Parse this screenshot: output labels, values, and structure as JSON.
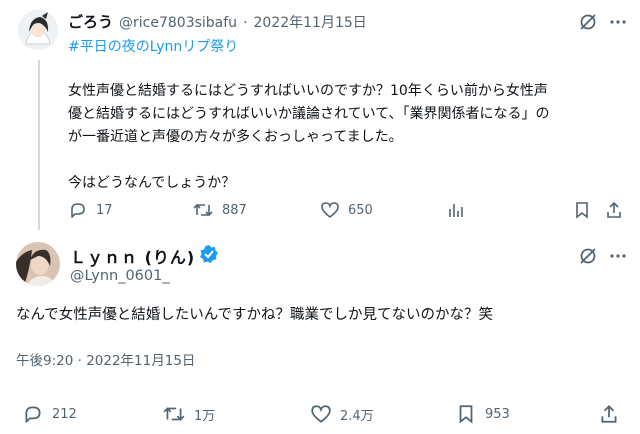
{
  "post1": {
    "display_name": "ごろう",
    "handle": "@rice7803sibafu",
    "separator": "·",
    "date": "2022年11月15日",
    "hashtag": "#平日の夜のLynnリプ祭り",
    "body": "女性声優と結婚するにはどうすればいいのですか？10年くらい前から女性声\n優と結婚するにはどうすればいいか議論されていて、「業界関係者になる」の\nが一番近道と声優の方々が多くおっしゃってました。\n\n今はどうなんでしょうか？",
    "replies": "17",
    "reposts": "887",
    "likes": "650"
  },
  "post2": {
    "display_name": "Ｌｙｎｎ (りん)",
    "handle": "@Lynn_0601_",
    "body": "なんで女性声優と結婚したいんですかね？職業でしか見てないのかな？笑",
    "timestamp": "午後9:20 · 2022年11月15日",
    "replies": "212",
    "reposts": "1万",
    "likes": "2.4万",
    "bookmarks": "953"
  },
  "colors": {
    "accent": "#1d9bf0",
    "muted": "#536471",
    "text": "#0f1419",
    "verified": "#1d9bf0"
  }
}
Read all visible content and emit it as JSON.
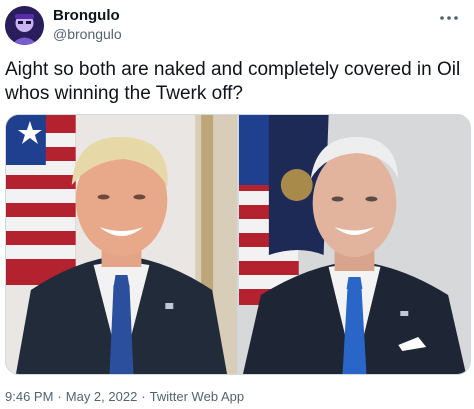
{
  "author": {
    "display_name": "Brongulo",
    "handle": "@brongulo",
    "avatar_icon": "avatar-icon"
  },
  "tweet": {
    "text_line1": "Aight so both are naked and completely covered in Oil",
    "text_line2": "whos winning the Twerk off?"
  },
  "media": {
    "photos": [
      {
        "icon": "portrait-photo-left"
      },
      {
        "icon": "portrait-photo-right"
      }
    ]
  },
  "meta": {
    "time": "9:46 PM",
    "separator": "·",
    "date": "May 2, 2022",
    "source": "Twitter Web App"
  },
  "colors": {
    "text_primary": "#0f1419",
    "text_secondary": "#536471",
    "border": "#cfd9de"
  }
}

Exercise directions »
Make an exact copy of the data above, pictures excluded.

Output below »
Parse this screenshot: output labels, values, and structure as JSON.
{
  "post1": {
    "display_name": "ごろう",
    "handle": "@rice7803sibafu",
    "separator": "·",
    "date": "2022年11月15日",
    "hashtag": "#平日の夜のLynnリプ祭り",
    "body": "女性声優と結婚するにはどうすればいいのですか？10年くらい前から女性声\n優と結婚するにはどうすればいいか議論されていて、「業界関係者になる」の\nが一番近道と声優の方々が多くおっしゃってました。\n\n今はどうなんでしょうか？",
    "replies": "17",
    "reposts": "887",
    "likes": "650"
  },
  "post2": {
    "display_name": "Ｌｙｎｎ (りん)",
    "handle": "@Lynn_0601_",
    "body": "なんで女性声優と結婚したいんですかね？職業でしか見てないのかな？笑",
    "timestamp": "午後9:20 · 2022年11月15日",
    "replies": "212",
    "reposts": "1万",
    "likes": "2.4万",
    "bookmarks": "953"
  },
  "colors": {
    "accent": "#1d9bf0",
    "muted": "#536471",
    "text": "#0f1419",
    "verified": "#1d9bf0"
  }
}
Read all visible content and emit it as JSON.
{
  "author": {
    "display_name": "Brongulo",
    "handle": "@brongulo",
    "avatar_icon": "avatar-icon"
  },
  "tweet": {
    "text_line1": "Aight so both are naked and completely covered in Oil",
    "text_line2": "whos winning the Twerk off?"
  },
  "media": {
    "photos": [
      {
        "icon": "portrait-photo-left"
      },
      {
        "icon": "portrait-photo-right"
      }
    ]
  },
  "meta": {
    "time": "9:46 PM",
    "separator": "·",
    "date": "May 2, 2022",
    "source": "Twitter Web App"
  },
  "colors": {
    "text_primary": "#0f1419",
    "text_secondary": "#536471",
    "border": "#cfd9de"
  }
}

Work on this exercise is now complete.